We have seen similarly bold but false claims later disproven in New Mexico and Colorado. And Georgia’s recent move to place thousands of voters on “pending” status because of matches using a driver’s license database is currently the subject of ongoing litigation. But the fact is that study after study has shown that there is no evidence of widespread non-citizen voting or any other type of in-person voter fraud in the United States.
Of course, President Trump has a penchant for making and amplifying such false claims. He famously invented millions of votes cast by ineligible voters to explain why he lost the popular vote in the 2016. He then created a commission dedicated to investigating this non-existent problem, which ultimately imploded after states pushed back against intrusive attempts to inspect voter information and after the commission was ultimately unable to find any evidence of widespread voter fraud. Even Trump’s own Republican colleagues refute his baseless claims.

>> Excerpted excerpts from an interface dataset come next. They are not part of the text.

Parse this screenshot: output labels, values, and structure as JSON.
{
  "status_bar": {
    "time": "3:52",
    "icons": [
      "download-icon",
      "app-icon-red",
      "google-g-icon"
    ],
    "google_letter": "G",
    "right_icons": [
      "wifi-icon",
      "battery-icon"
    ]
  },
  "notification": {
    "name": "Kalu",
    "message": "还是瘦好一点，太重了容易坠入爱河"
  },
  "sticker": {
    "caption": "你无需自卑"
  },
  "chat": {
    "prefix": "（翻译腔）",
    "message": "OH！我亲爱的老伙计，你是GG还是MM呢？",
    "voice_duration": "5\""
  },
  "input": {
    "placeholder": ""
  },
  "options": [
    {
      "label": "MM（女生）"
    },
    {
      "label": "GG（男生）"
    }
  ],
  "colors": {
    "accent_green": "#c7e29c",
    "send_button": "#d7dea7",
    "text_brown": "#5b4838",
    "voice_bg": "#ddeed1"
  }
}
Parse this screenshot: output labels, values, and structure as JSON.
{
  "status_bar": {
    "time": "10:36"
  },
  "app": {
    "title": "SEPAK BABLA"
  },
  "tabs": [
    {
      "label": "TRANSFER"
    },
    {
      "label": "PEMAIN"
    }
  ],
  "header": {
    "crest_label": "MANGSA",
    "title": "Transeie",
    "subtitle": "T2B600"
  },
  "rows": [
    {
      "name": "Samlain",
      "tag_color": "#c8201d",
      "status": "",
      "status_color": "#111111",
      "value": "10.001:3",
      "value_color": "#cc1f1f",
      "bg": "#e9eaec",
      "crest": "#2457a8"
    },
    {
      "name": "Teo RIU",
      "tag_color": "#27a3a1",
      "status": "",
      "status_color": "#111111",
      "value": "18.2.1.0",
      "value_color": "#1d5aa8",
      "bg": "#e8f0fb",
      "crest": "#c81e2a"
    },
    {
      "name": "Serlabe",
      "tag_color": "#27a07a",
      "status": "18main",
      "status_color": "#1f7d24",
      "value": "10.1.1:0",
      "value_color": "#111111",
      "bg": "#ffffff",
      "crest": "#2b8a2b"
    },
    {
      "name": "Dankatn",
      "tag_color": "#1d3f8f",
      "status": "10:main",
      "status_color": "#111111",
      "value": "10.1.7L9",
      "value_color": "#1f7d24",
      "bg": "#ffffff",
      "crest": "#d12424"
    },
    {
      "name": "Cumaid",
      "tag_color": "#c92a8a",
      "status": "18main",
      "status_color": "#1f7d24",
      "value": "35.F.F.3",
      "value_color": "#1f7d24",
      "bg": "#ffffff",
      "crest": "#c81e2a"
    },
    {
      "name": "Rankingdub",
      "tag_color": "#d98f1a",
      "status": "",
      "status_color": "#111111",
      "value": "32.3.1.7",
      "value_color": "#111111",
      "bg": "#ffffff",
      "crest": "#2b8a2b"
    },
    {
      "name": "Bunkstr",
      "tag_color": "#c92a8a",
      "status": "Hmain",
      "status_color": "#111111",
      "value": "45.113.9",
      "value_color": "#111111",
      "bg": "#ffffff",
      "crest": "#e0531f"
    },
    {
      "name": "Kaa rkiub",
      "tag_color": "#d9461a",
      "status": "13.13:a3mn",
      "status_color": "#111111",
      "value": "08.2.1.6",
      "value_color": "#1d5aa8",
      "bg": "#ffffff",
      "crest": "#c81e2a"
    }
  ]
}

With all of this history in mind, these kinds of alarmist statements and actions are particularly offensive. But Secretary of State Whitley’s actions will also likely have immediate consequences for real voters.
Texas has a history of using faulty claims of fraud to justify onerous voter ID laws. In 2011, Texas passed the country’s strictest voter ID law, suggesting it was necessary to prevent supposedly rampant voter fraud. After the Brennan Center and others sued to prevent the implementation of that law (and won), it became clear that the state had virtually no evidence of voter impersonation at the polls. In ruling on the case, the court noted that in the ten years preceding the law’s passage, though there were 20 million votes cast in the state, only two instances of in-person voter impersonation were prosecuted to conviction.
Further, the secretary of state has now advised local election officials to send supposed non-citizens a notice requiring them to prove their citizenship within 30 days. If they fail to meet the deadline, they can be removed from the voter rolls. This means that there may be thousands of recently naturalized citizens purged from Texas’s voter rolls simply because they do not notice the mailer or they do not respond in time. As in previous cases, this sort of inappropriate voter purge is likely to have a much more significant impact on people of color, particularly Latinos, who make up a significant portion of naturalized citizens in Texas.
Just six years ago, before the Supreme Court gutted core provisions of the 1965 Voting Rights Act that required certain jurisdictions to seek federal government approval in changes of voting procedures, Texas probably would have been prevented from these kinds of shenanigans. But now it will be up to voting rights advocates to hold Texas accountable, expending time and energy to debunk false claims that are ultimately used to rob eligible citizens of their right to vote.
(Image: Drew Anthony Smith/Stringer)